Ranked #1 Children's Hospital by U.S. News & World Report
MyPatients provides referring primary care providers with secure access to their patients’ information.
Boston Children's has launched the world's 1st program dedicated to offering hand transplants to children who qualify.
Innovation insider is a semi-monthly e-newsletter analyzes innovations at Boston Children’s, other academic medical centers and from industry.
Read the latest blog by a Boston Children's doctor, clinician or staff member.
There are many ways you can help children and their families get the care they need.
A primary percutaneous (through the skin) gastrojejunostomy is a procedure in which a tube is placed through the abdominal wall into the stomach and then through the duodenum into the jejunum. Doctors in our Division of Interventional Radiology uses ultrasound and x-ray to guide the placement of the tube.
How Boston Children's Hospital approaches primary placement of percutaneous gastrojejunostomy
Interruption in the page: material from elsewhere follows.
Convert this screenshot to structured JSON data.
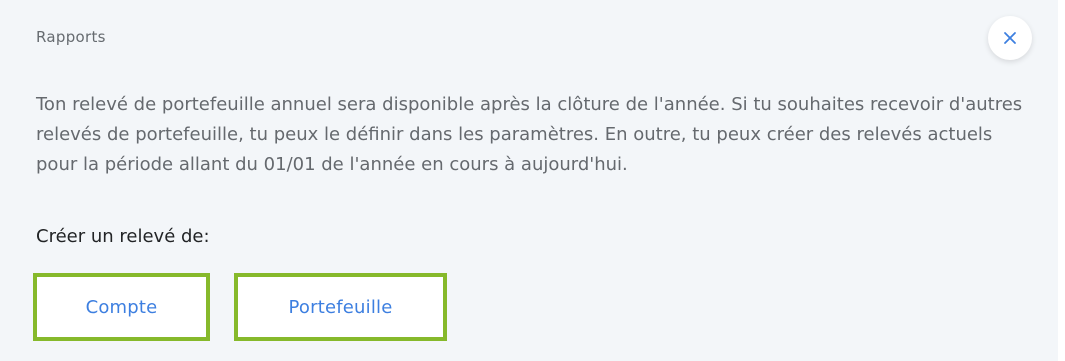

Our pediatric interventional radiologists, the doctors who do the procedure, are highly trained in the performance of invasive procedures on infants and children.
In addition to the interventional radiologist, your child will be cared for by a team of anesthesiologists, nurse practitioners, nurses, and technologists who specialize in caring for children undergoing interventional radiology procedures and treatments.
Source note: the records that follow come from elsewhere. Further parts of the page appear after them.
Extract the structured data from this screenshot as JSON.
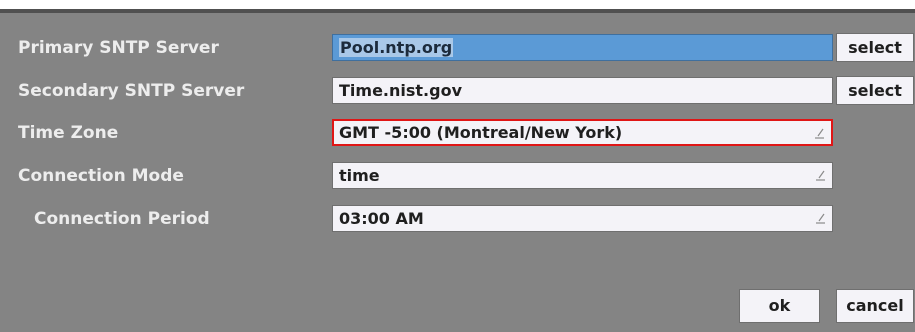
{
  "form": {
    "primary_sntp": {
      "label": "Primary SNTP Server",
      "value": "Pool.ntp.org",
      "select_label": "select"
    },
    "secondary_sntp": {
      "label": "Secondary SNTP Server",
      "value": "Time.nist.gov",
      "select_label": "select"
    },
    "time_zone": {
      "label": "Time Zone",
      "value": "GMT -5:00  (Montreal/New York)"
    },
    "connection_mode": {
      "label": "Connection Mode",
      "value": "time"
    },
    "connection_period": {
      "label": "Connection Period",
      "value": "03:00  AM"
    }
  },
  "buttons": {
    "ok": "ok",
    "cancel": "cancel"
  },
  "colors": {
    "panel": "#848484",
    "field": "#f4f3f8",
    "selected_field": "#5b9ad6",
    "focus_outline": "#e01616"
  }
}
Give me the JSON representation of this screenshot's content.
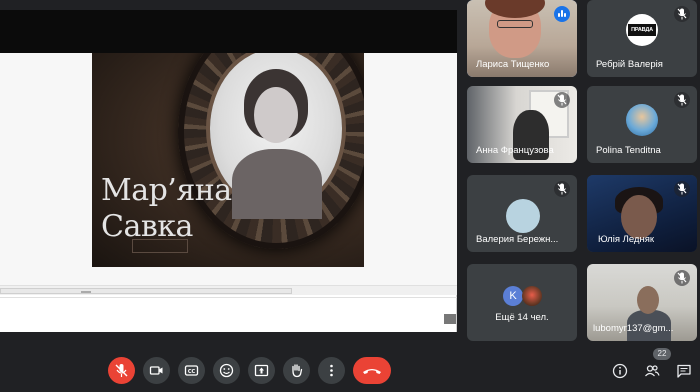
{
  "slide": {
    "title": "Мар’яна\nСавка"
  },
  "participants": {
    "larysa": {
      "name": "Лариса Тищенко"
    },
    "rebrii": {
      "name": "Ребрій Валерія",
      "avatar_text": "ПРАВДА"
    },
    "anna": {
      "name": "Анна Французова"
    },
    "polina": {
      "name": "Polina Tenditna"
    },
    "valeria": {
      "name": "Валерия Бережн..."
    },
    "yulia": {
      "name": "Юлія Ледняк"
    },
    "others": {
      "label": "Ещё 14 чел.",
      "avatar_letter": "K"
    },
    "lubomyr": {
      "name": "lubomyr137@gm..."
    }
  },
  "controls": {
    "participant_count": "22"
  },
  "colors": {
    "background": "#202124",
    "tile": "#3c4043",
    "danger": "#ea4335",
    "speaking": "#1a73e8"
  },
  "icons": [
    "mic-off-icon",
    "camera-icon",
    "captions-icon",
    "emoji-icon",
    "present-icon",
    "raise-hand-icon",
    "more-icon",
    "hang-up-icon",
    "info-icon",
    "people-icon",
    "chat-icon",
    "speaking-indicator-icon"
  ]
}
We perform primary percutaneous gastrojejunostomies in our suite on the second floor of the hospital, which features three procedure rooms equipped with the latest imaging technology, a recovery area for patients who have received sedation or anesthesia and examining rooms for outpatient visits.
What is a primary placed percutaneous gastrojejunostomy?
A primary percutaneous gastrojejunostomy tube is placed into your child's stomach as a means of feeding when he is unable to eat or tolerate oral or gastric feeds. The tube is placed into his stomach through the abdominal wall. The placement of the tube is done under image guidance, which means that images or pictures taken through ultrasound and x-ray are used to guide the placement of the tube.
The primary gastrojejunostomytube is usually placed under sedation or general anesthesia.
When might a primary percutaneous gastrojejunostomy be needed?
How should I prepare my child for a primary percutaneous gastrojejunostomy?
Some children may need to have an appointment in the pre-op clinic:
Your child may receive general anesthesia to help him stay still during the procedure. General anesthesia is medicine that causes deep sleep. The anesthesiologist will discuss this with you and obtain consent, either the day of the procedure or at a scheduled pre-operative visit.
Explain in simple terms why the procedure is needed and what will happen.
All patients are admitted to the hospital after the procedure to start feeds. You can anticipate at least a 48 hours admission.
What should I expect when I bring my child to the hospital for a primary percutaneous gastrojejunostomy?
You will be instructed by the day surgery nurse or at the time of your pre-op visit
The interventional radiologist will explain the procedure to you and your child. Before the procedure begins, you must sign a consent form. You must be your child's legal guardian to sign this form. If you are a legal guardian and not a parent, you must bring legal paperwork with you showing proof of legal guardianship.
What happens during a primary percutaneous gastrojejunostomy?
The procedure will take approximately two to three hours.
What happens after the primary percutaneous gastrojejunostomy?
Is a primary percutaneous gastrojejunostomy safe?
Primary percutaneous gastrojejunostomy, when performed by an appropriately trained and experienced interventional radiologist, is a safe procedure which can usually be performed under sedation or general anesthesia. As with all invasive procedures, complications and side effects may occur. These will be explained to you in detail before you give your consent.
Your child will be exposed to ionizing radiation (x-rays) during the procedure. We believe that the benefit to your child's health outweighs the exposure that occurs during the primary percutaneous gastrojejunostomy. Because children are more sensitive to radiation exposure than adults, we have been leaders in adjusting equipment and procedures to deliver the lowest possible dose to young patients.
How do I learn the results of the primary percutaneous gastrojejunostomy?
The interventional radiologist will inform you of the results immediately after the procedure. If you have any questions, please speak to your child's doctor.
Boston Children's Hospital
300 Longwood Avenue
Boston MA 02115
The future of pediatrics will be forged by thinking differently, breaking paradigms and joining together in a shared vision of tackling the toughest challenges before us.”